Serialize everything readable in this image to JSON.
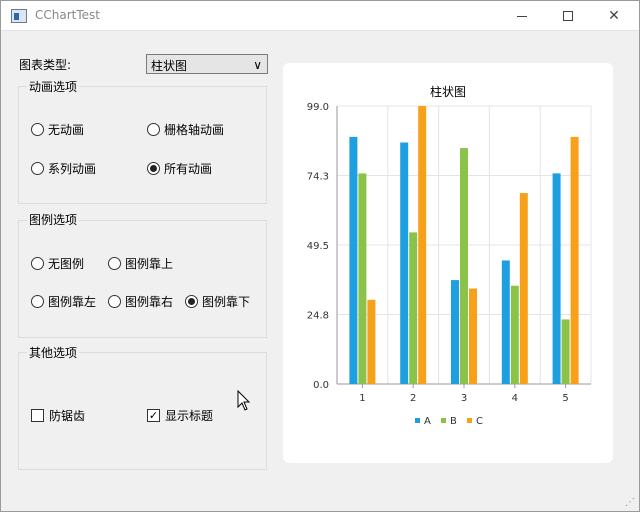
{
  "window": {
    "title": "CChartTest",
    "minimize": "—",
    "maximize": "☐",
    "close": "✕"
  },
  "controls": {
    "chart_type_label": "图表类型:",
    "chart_type_value": "柱状图",
    "chart_type_arrow": "∨"
  },
  "animation_group": {
    "title": "动画选项",
    "options": [
      {
        "label": "无动画",
        "checked": false
      },
      {
        "label": "栅格轴动画",
        "checked": false
      },
      {
        "label": "系列动画",
        "checked": false
      },
      {
        "label": "所有动画",
        "checked": true
      }
    ]
  },
  "legend_group": {
    "title": "图例选项",
    "options": [
      {
        "label": "无图例",
        "checked": false
      },
      {
        "label": "图例靠上",
        "checked": false
      },
      {
        "label": "图例靠左",
        "checked": false
      },
      {
        "label": "图例靠右",
        "checked": false
      },
      {
        "label": "图例靠下",
        "checked": true
      }
    ]
  },
  "other_group": {
    "title": "其他选项",
    "options": [
      {
        "label": "防锯齿",
        "checked": false
      },
      {
        "label": "显示标题",
        "checked": true
      }
    ],
    "check_mark": "✓"
  },
  "chart_data": {
    "type": "bar",
    "title": "柱状图",
    "categories": [
      "1",
      "2",
      "3",
      "4",
      "5"
    ],
    "series": [
      {
        "name": "A",
        "color": "#1e9fe0",
        "values": [
          88,
          86,
          37,
          44,
          75
        ]
      },
      {
        "name": "B",
        "color": "#8bc34a",
        "values": [
          75,
          54,
          84,
          35,
          23
        ]
      },
      {
        "name": "C",
        "color": "#f7a11a",
        "values": [
          30,
          99,
          34,
          68,
          88
        ]
      }
    ],
    "ylim": [
      0,
      99
    ],
    "yticks": [
      "0.0",
      "24.8",
      "49.5",
      "74.3",
      "99.0"
    ],
    "grid": true,
    "legend": "bottom"
  }
}
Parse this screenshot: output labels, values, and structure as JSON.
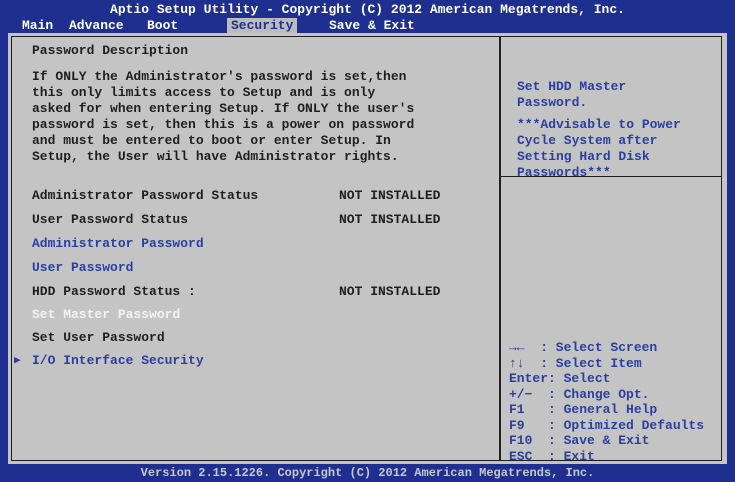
{
  "title": "Aptio Setup Utility - Copyright (C) 2012 American Megatrends, Inc.",
  "tabs": [
    "Main",
    "Advance",
    "Boot",
    "Security",
    "Save & Exit"
  ],
  "active_tab": "Security",
  "heading": "Password Description",
  "description": "If ONLY the Administrator's password is set,then\nthis only limits access to Setup and is only\nasked for when entering Setup. If ONLY the user's\npassword is set, then this is a power on password\nand must be entered to boot or enter Setup. In\nSetup, the User will have Administrator rights.",
  "items": [
    {
      "label": "Administrator Password Status",
      "value": "NOT INSTALLED"
    },
    {
      "label": "User Password Status",
      "value": "NOT INSTALLED"
    },
    {
      "label": "Administrator Password"
    },
    {
      "label": "User Password"
    },
    {
      "label": "HDD Password Status :",
      "value": "NOT INSTALLED"
    },
    {
      "label": "Set Master Password"
    },
    {
      "label": "Set User Password"
    },
    {
      "label": "I/O Interface Security"
    }
  ],
  "help": {
    "line1": "Set HDD Master\nPassword.",
    "line2": "***Advisable to Power\nCycle System after\nSetting Hard Disk\nPasswords***"
  },
  "keys": [
    "→←  : Select Screen",
    "↑↓  : Select Item",
    "Enter: Select",
    "+/−  : Change Opt.",
    "F1   : General Help",
    "F9   : Optimized Defaults",
    "F10  : Save & Exit",
    "ESC  : Exit"
  ],
  "footer": "Version 2.15.1226. Copyright (C) 2012 American Megatrends, Inc."
}
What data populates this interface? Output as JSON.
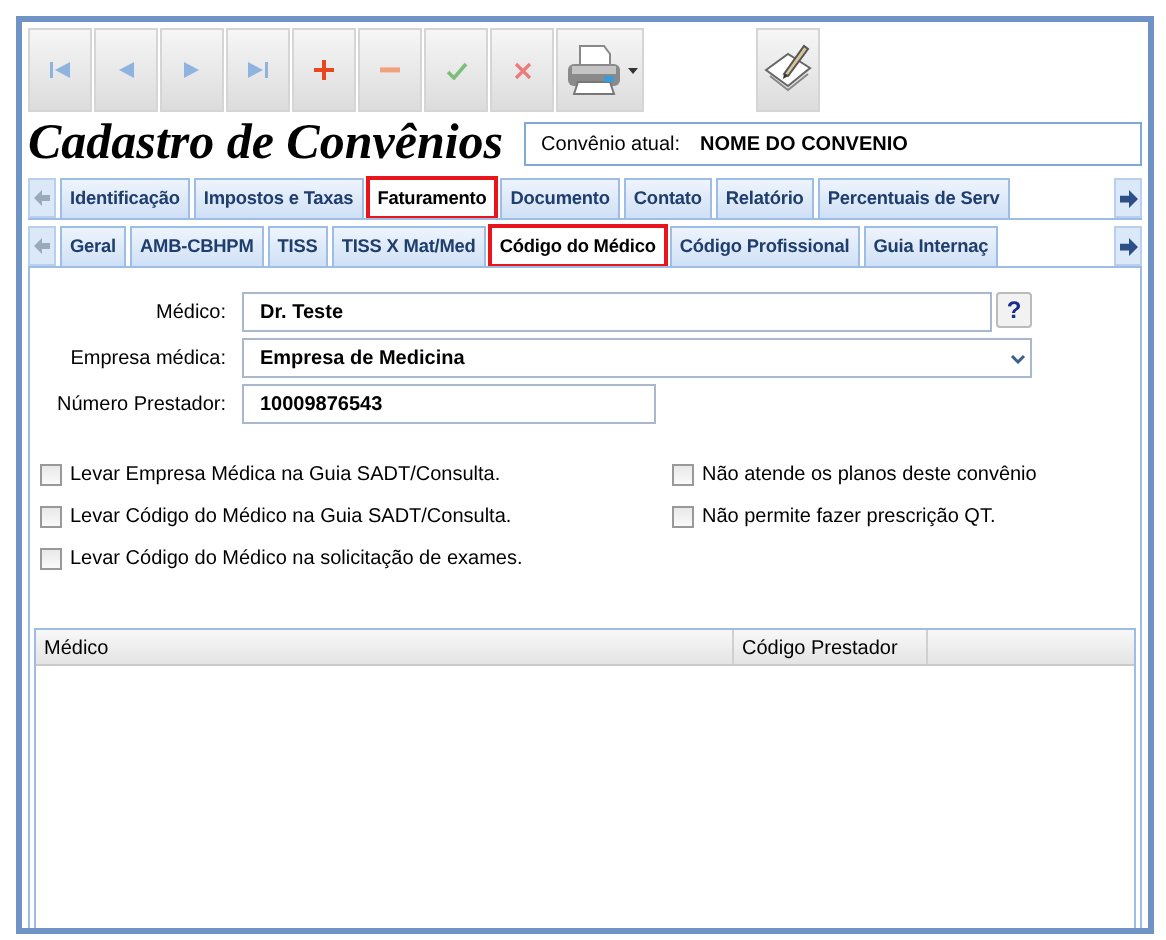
{
  "toolbar": {
    "buttons": [
      {
        "kind": "first"
      },
      {
        "kind": "prev"
      },
      {
        "kind": "next"
      },
      {
        "kind": "last"
      },
      {
        "kind": "add"
      },
      {
        "kind": "remove"
      },
      {
        "kind": "confirm"
      },
      {
        "kind": "cancel"
      },
      {
        "kind": "print"
      },
      {
        "kind": "edit"
      }
    ]
  },
  "title": "Cadastro de Convênios",
  "current": {
    "label": "Convênio atual:",
    "value": "NOME DO CONVENIO"
  },
  "tabs": [
    {
      "label": "Identificação",
      "selected": false,
      "highlighted": false
    },
    {
      "label": "Impostos e Taxas",
      "selected": false,
      "highlighted": false
    },
    {
      "label": "Faturamento",
      "selected": true,
      "highlighted": true
    },
    {
      "label": "Documento",
      "selected": false,
      "highlighted": false
    },
    {
      "label": "Contato",
      "selected": false,
      "highlighted": false
    },
    {
      "label": "Relatório",
      "selected": false,
      "highlighted": false
    },
    {
      "label": "Percentuais de Serv",
      "selected": false,
      "highlighted": false
    }
  ],
  "subtabs": [
    {
      "label": "Geral",
      "selected": false,
      "highlighted": false
    },
    {
      "label": "AMB-CBHPM",
      "selected": false,
      "highlighted": false
    },
    {
      "label": "TISS",
      "selected": false,
      "highlighted": false
    },
    {
      "label": "TISS X Mat/Med",
      "selected": false,
      "highlighted": false
    },
    {
      "label": "Código do Médico",
      "selected": true,
      "highlighted": true
    },
    {
      "label": "Código Profissional",
      "selected": false,
      "highlighted": false
    },
    {
      "label": "Guia Internaç",
      "selected": false,
      "highlighted": false
    }
  ],
  "fields": [
    {
      "label": "Médico:",
      "value": "Dr. Teste",
      "kind": "lookup",
      "button": "?"
    },
    {
      "label": "Empresa médica:",
      "value": "Empresa de Medicina",
      "kind": "select"
    },
    {
      "label": "Número Prestador:",
      "value": "10009876543",
      "kind": "text"
    }
  ],
  "options": {
    "left": [
      {
        "label": "Levar Empresa Médica na Guia SADT/Consulta.",
        "checked": false
      },
      {
        "label": "Levar Código do Médico na Guia SADT/Consulta.",
        "checked": false
      },
      {
        "label": "Levar Código do Médico na solicitação de exames.",
        "checked": false
      }
    ],
    "right": [
      {
        "label": "Não atende os planos deste convênio",
        "checked": false
      },
      {
        "label": "Não permite fazer prescrição QT.",
        "checked": false
      }
    ]
  },
  "table": {
    "columns": [
      "Médico",
      "Código Prestador"
    ]
  }
}
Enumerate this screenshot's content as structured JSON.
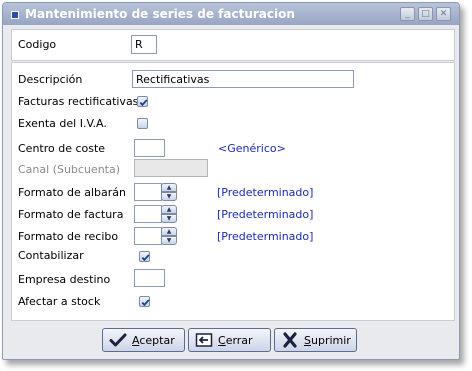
{
  "window": {
    "title": "Mantenimiento de series de facturacion"
  },
  "codigo": {
    "label": "Codigo",
    "value": "R"
  },
  "form": {
    "descripcion": {
      "label": "Descripción",
      "value": "Rectificativas"
    },
    "facturas_rectificativas": {
      "label": "Facturas rectificativas",
      "checked": true
    },
    "exenta_iva": {
      "label": "Exenta del I.V.A.",
      "checked": false
    },
    "centro_coste": {
      "label": "Centro de coste",
      "value": "",
      "link": "<Genérico>"
    },
    "canal": {
      "label": "Canal (Subcuenta)",
      "value": "",
      "disabled": true
    },
    "formato_albaran": {
      "label": "Formato de albarán",
      "link": "[Predeterminado]"
    },
    "formato_factura": {
      "label": "Formato de factura",
      "link": "[Predeterminado]"
    },
    "formato_recibo": {
      "label": "Formato de recibo",
      "link": "[Predeterminado]"
    },
    "contabilizar": {
      "label": "Contabilizar",
      "checked": true
    },
    "empresa_destino": {
      "label": "Empresa destino",
      "value": ""
    },
    "afectar_stock": {
      "label": "Afectar a stock",
      "checked": true
    }
  },
  "buttons": {
    "aceptar": {
      "first": "A",
      "rest": "ceptar",
      "icon": "check-icon"
    },
    "cerrar": {
      "first": "C",
      "rest": "errar",
      "icon": "back-arrow-icon"
    },
    "suprimir": {
      "first": "S",
      "rest": "uprimir",
      "icon": "delete-x-icon"
    }
  },
  "colors": {
    "link": "#1a2bb8",
    "titlebar": "#98a6c4",
    "check": "#1c3f8f"
  }
}
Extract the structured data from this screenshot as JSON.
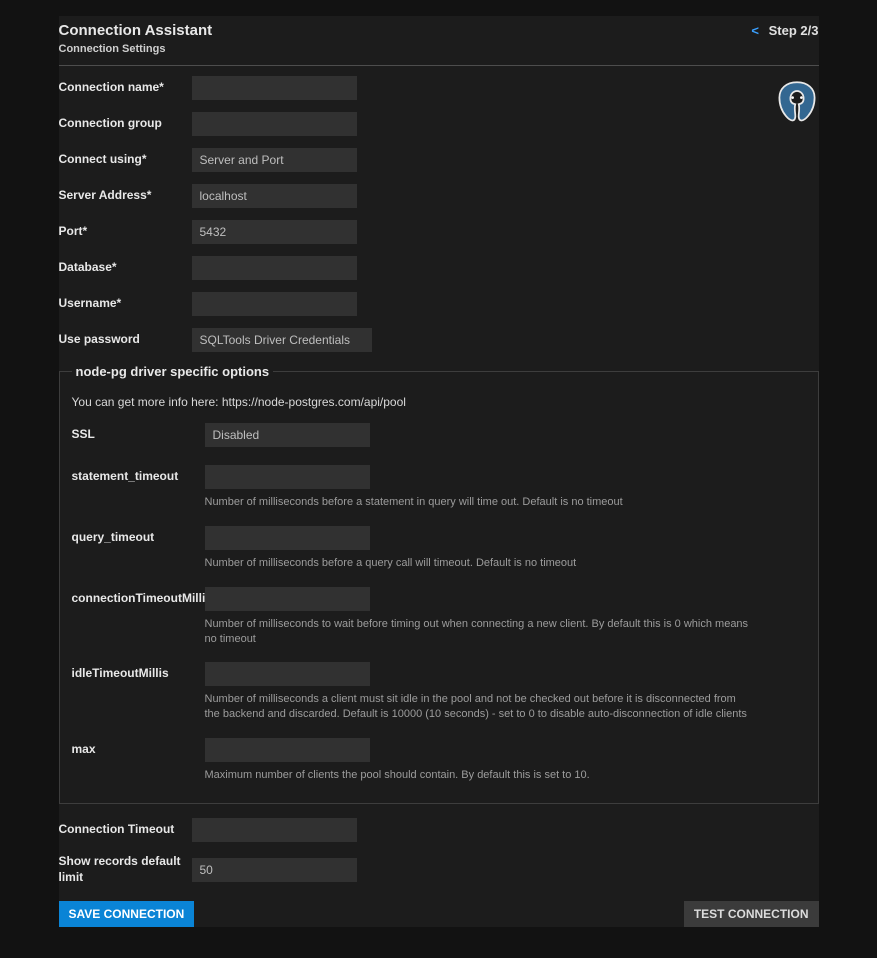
{
  "header": {
    "title": "Connection Assistant",
    "step_arrow": "<",
    "step_label": "Step 2/3",
    "subtitle": "Connection Settings"
  },
  "fields": {
    "connection_name": {
      "label": "Connection name*",
      "value": ""
    },
    "connection_group": {
      "label": "Connection group",
      "value": ""
    },
    "connect_using": {
      "label": "Connect using*",
      "value": "Server and Port"
    },
    "server_address": {
      "label": "Server Address*",
      "value": "localhost"
    },
    "port": {
      "label": "Port*",
      "value": "5432"
    },
    "database": {
      "label": "Database*",
      "value": ""
    },
    "username": {
      "label": "Username*",
      "value": ""
    },
    "use_password": {
      "label": "Use password",
      "value": "SQLTools Driver Credentials"
    },
    "connection_timeout": {
      "label": "Connection Timeout",
      "value": ""
    },
    "show_records_limit": {
      "label": "Show records default limit",
      "value": "50"
    }
  },
  "group": {
    "legend": "node-pg driver specific options",
    "info": "You can get more info here: https://node-postgres.com/api/pool",
    "ssl": {
      "label": "SSL",
      "value": "Disabled"
    },
    "statement_timeout": {
      "label": "statement_timeout",
      "value": "",
      "hint": "Number of milliseconds before a statement in query will time out. Default is no timeout"
    },
    "query_timeout": {
      "label": "query_timeout",
      "value": "",
      "hint": "Number of milliseconds before a query call will timeout. Default is no timeout"
    },
    "connectionTimeoutMillis": {
      "label": "connectionTimeoutMillis",
      "value": "",
      "hint": "Number of milliseconds to wait before timing out when connecting a new client. By default this is 0 which means no timeout"
    },
    "idleTimeoutMillis": {
      "label": "idleTimeoutMillis",
      "value": "",
      "hint": "Number of milliseconds a client must sit idle in the pool and not be checked out before it is disconnected from the backend and discarded. Default is 10000 (10 seconds) - set to 0 to disable auto-disconnection of idle clients"
    },
    "max": {
      "label": "max",
      "value": "",
      "hint": "Maximum number of clients the pool should contain. By default this is set to 10."
    }
  },
  "buttons": {
    "save": "SAVE CONNECTION",
    "test": "TEST CONNECTION"
  }
}
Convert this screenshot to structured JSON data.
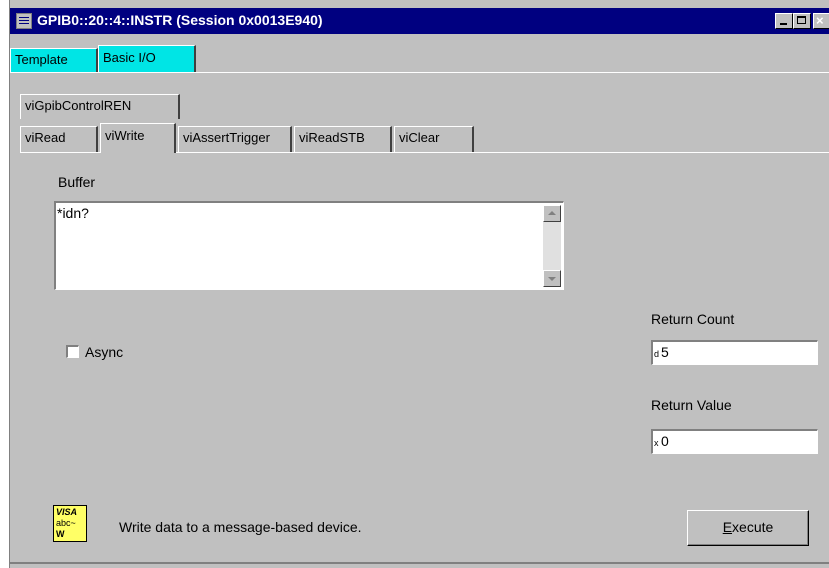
{
  "window": {
    "title": "GPIB0::20::4::INSTR (Session 0x0013E940)",
    "controls": {
      "minimize": "_",
      "maximize": "□",
      "close": "×"
    }
  },
  "top_tabs": [
    {
      "label": "Template",
      "selected": false
    },
    {
      "label": "Basic I/O",
      "selected": true
    }
  ],
  "operation_tabs": {
    "row1": [
      {
        "label": "viGpibControlREN"
      }
    ],
    "row2": [
      {
        "label": "viRead"
      },
      {
        "label": "viWrite",
        "selected": true
      },
      {
        "label": "viAssertTrigger"
      },
      {
        "label": "viReadSTB"
      },
      {
        "label": "viClear"
      }
    ]
  },
  "buffer": {
    "label": "Buffer",
    "value": "*idn?"
  },
  "async": {
    "label": "Async",
    "checked": false
  },
  "return_count": {
    "label": "Return Count",
    "radix": "d",
    "value": "5"
  },
  "return_value": {
    "label": "Return Value",
    "radix": "x",
    "value": "0"
  },
  "footer": {
    "description": "Write data to a message-based device.",
    "icon_lines": [
      "VISA",
      "abc~",
      "W"
    ],
    "execute_prefix": "E",
    "execute_rest": "xecute"
  },
  "colors": {
    "titlebar": "#000080",
    "tab_highlight": "#00e5e5",
    "dialog": "#c0c0c0"
  }
}
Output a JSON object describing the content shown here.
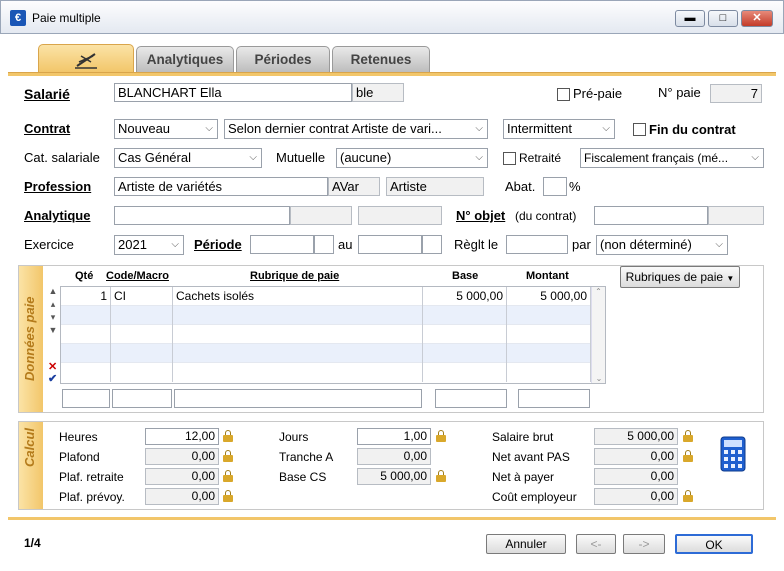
{
  "window": {
    "title": "Paie multiple"
  },
  "tabs": [
    {
      "label": ""
    },
    {
      "label": "Analytiques"
    },
    {
      "label": "Périodes"
    },
    {
      "label": "Retenues"
    }
  ],
  "header": {
    "salarie_label": "Salarié",
    "salarie_name": "BLANCHART Ella",
    "salarie_code": "ble",
    "prepaie_label": "Pré-paie",
    "npaie_label": "N° paie",
    "npaie_value": "7",
    "contrat_label": "Contrat",
    "contrat_value": "Nouveau",
    "contrat_mode": "Selon dernier contrat Artiste de vari...",
    "contrat_type": "Intermittent",
    "fin_contrat_label": "Fin du contrat",
    "cat_label": "Cat. salariale",
    "cat_value": "Cas Général",
    "mutuelle_label": "Mutuelle",
    "mutuelle_value": "(aucune)",
    "retraite_label": "Retraité",
    "fiscal_value": "Fiscalement français (mé...",
    "profession_label": "Profession",
    "profession_value": "Artiste de variétés",
    "profession_code": "AVar",
    "profession_short": "Artiste",
    "abat_label": "Abat.",
    "percent": "%",
    "analytique_label": "Analytique",
    "nobjet_label": "N° objet",
    "nobjet_sub": "(du contrat)",
    "exercice_label": "Exercice",
    "exercice_value": "2021",
    "periode_label": "Période",
    "au_label": "au",
    "reglt_label": "Règlt le",
    "par_label": "par",
    "par_value": "(non déterminé)"
  },
  "donnees": {
    "side_label": "Données paie",
    "columns": {
      "qte": "Qté",
      "code": "Code/Macro",
      "rubrique": "Rubrique de paie",
      "base": "Base",
      "montant": "Montant"
    },
    "rows": [
      {
        "qte": "1",
        "code": "CI",
        "rubrique": "Cachets isolés",
        "base": "5 000,00",
        "montant": "5 000,00"
      }
    ],
    "rubriques_button": "Rubriques de paie"
  },
  "calcul": {
    "side_label": "Calcul",
    "heures_label": "Heures",
    "heures_value": "12,00",
    "plafond_label": "Plafond",
    "plafond_value": "0,00",
    "plaf_retraite_label": "Plaf. retraite",
    "plaf_retraite_value": "0,00",
    "plaf_prevoy_label": "Plaf. prévoy.",
    "plaf_prevoy_value": "0,00",
    "jours_label": "Jours",
    "jours_value": "1,00",
    "tranche_label": "Tranche A",
    "tranche_value": "0,00",
    "basecs_label": "Base CS",
    "basecs_value": "5 000,00",
    "brut_label": "Salaire brut",
    "brut_value": "5 000,00",
    "net_pas_label": "Net avant PAS",
    "net_pas_value": "0,00",
    "net_payer_label": "Net à payer",
    "net_payer_value": "0,00",
    "cout_label": "Coût employeur",
    "cout_value": "0,00"
  },
  "footer": {
    "page": "1/4",
    "annuler": "Annuler",
    "prev": "<-",
    "next": "->",
    "ok": "OK"
  }
}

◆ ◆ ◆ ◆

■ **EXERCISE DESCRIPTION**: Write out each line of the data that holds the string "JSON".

■ **RESULT FOR THIS EXERCISE**:
Serialize everything readable in this image to JSON.
Parse this screenshot: output labels, values, and structure as JSON.
What data populates this interface? Output as JSON.
Enumerate this screenshot's content as structured JSON.
Extract the structured data from this screenshot as JSON.
Convert this screenshot to structured JSON data.
Output a JSON object describing the content shown here.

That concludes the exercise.